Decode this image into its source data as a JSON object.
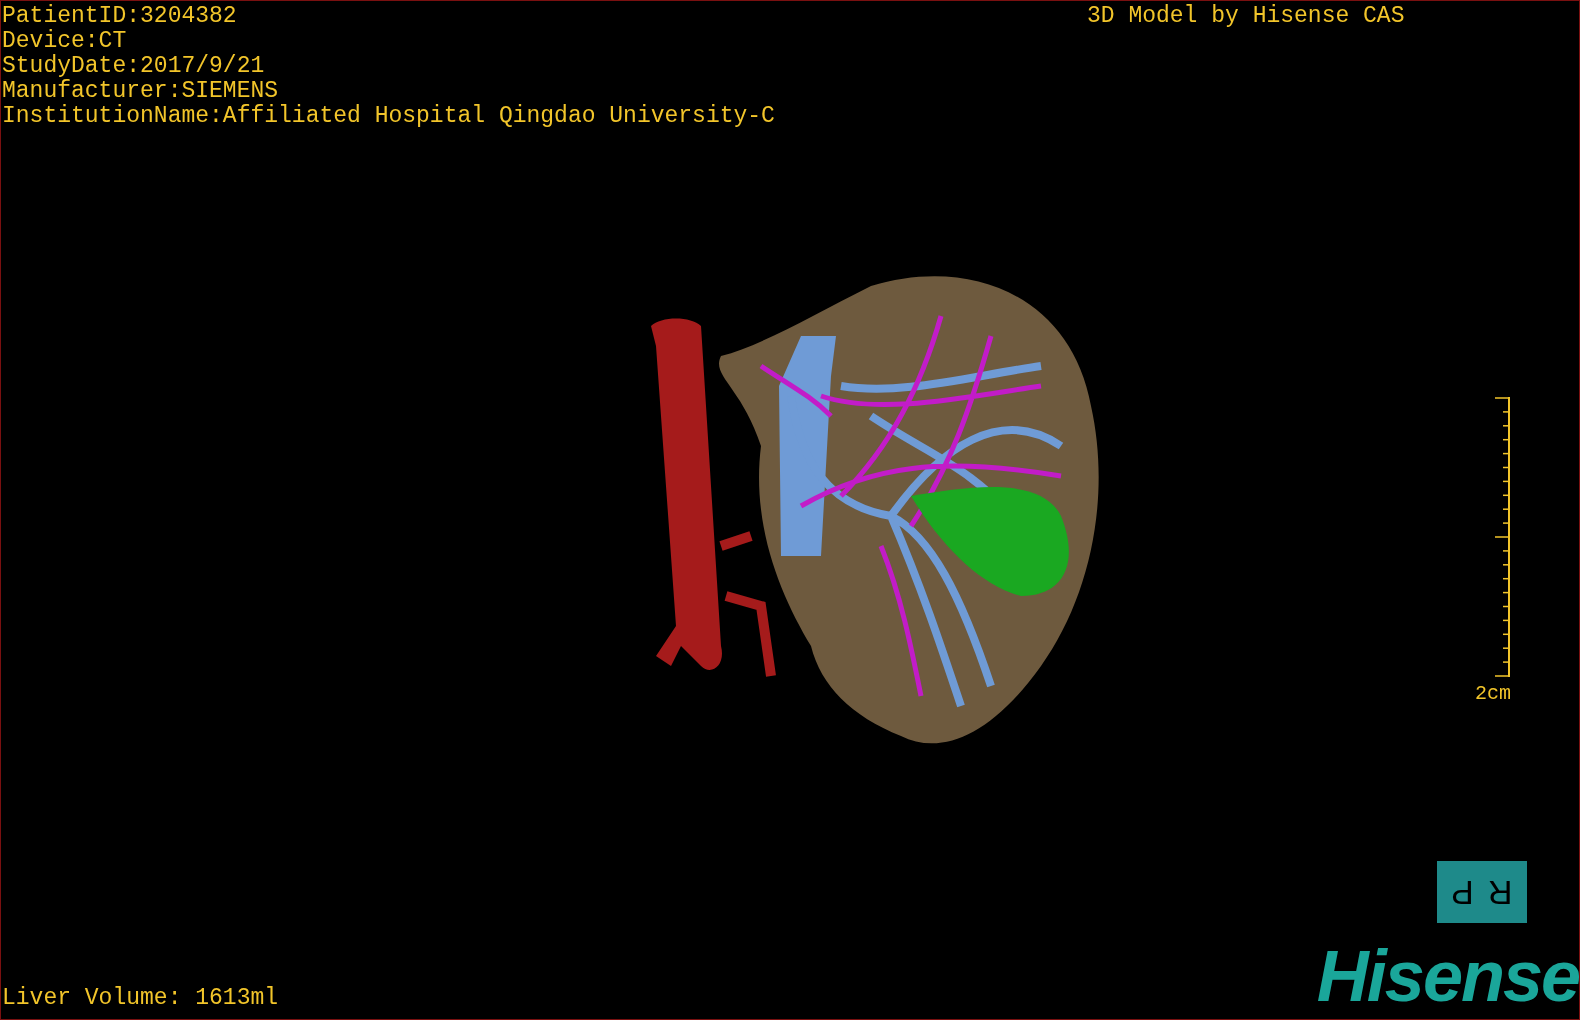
{
  "info_lines": [
    "PatientID:3204382",
    "Device:CT",
    "StudyDate:2017/9/21",
    "Manufacturer:SIEMENS",
    "InstitutionName:Affiliated Hospital Qingdao University-C"
  ],
  "model_caption": "3D Model by Hisense CAS",
  "scale_bar": {
    "label": "2cm"
  },
  "orientation_cube": [
    "P",
    "R"
  ],
  "liver_volume": "Liver Volume: 1613ml",
  "logo": "Hisense"
}
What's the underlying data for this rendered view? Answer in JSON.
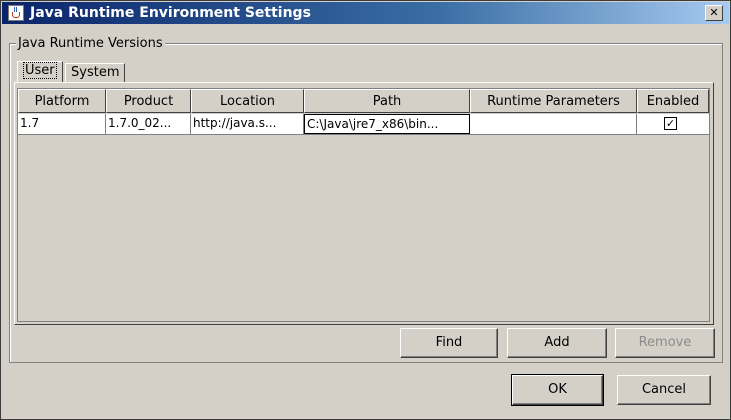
{
  "window": {
    "title": "Java Runtime Environment Settings",
    "close_glyph": "✕"
  },
  "group": {
    "legend": "Java Runtime Versions"
  },
  "tabs": [
    {
      "label": "User",
      "selected": true
    },
    {
      "label": "System",
      "selected": false
    }
  ],
  "table": {
    "headers": [
      "Platform",
      "Product",
      "Location",
      "Path",
      "Runtime Parameters",
      "Enabled"
    ],
    "rows": [
      {
        "platform": "1.7",
        "product": "1.7.0_02...",
        "location": "http://java.s...",
        "path": "C:\\Java\\jre7_x86\\bin...",
        "runtime_parameters": "",
        "enabled": true,
        "enabled_glyph": "✓"
      }
    ]
  },
  "panel_buttons": {
    "find": "Find",
    "add": "Add",
    "remove": "Remove"
  },
  "dialog_buttons": {
    "ok": "OK",
    "cancel": "Cancel"
  }
}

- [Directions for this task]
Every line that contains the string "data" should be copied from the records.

- [Exercise response]
Decode this image into its source data as a JSON object.
What's the underlying data for this rendered view? Answer in JSON.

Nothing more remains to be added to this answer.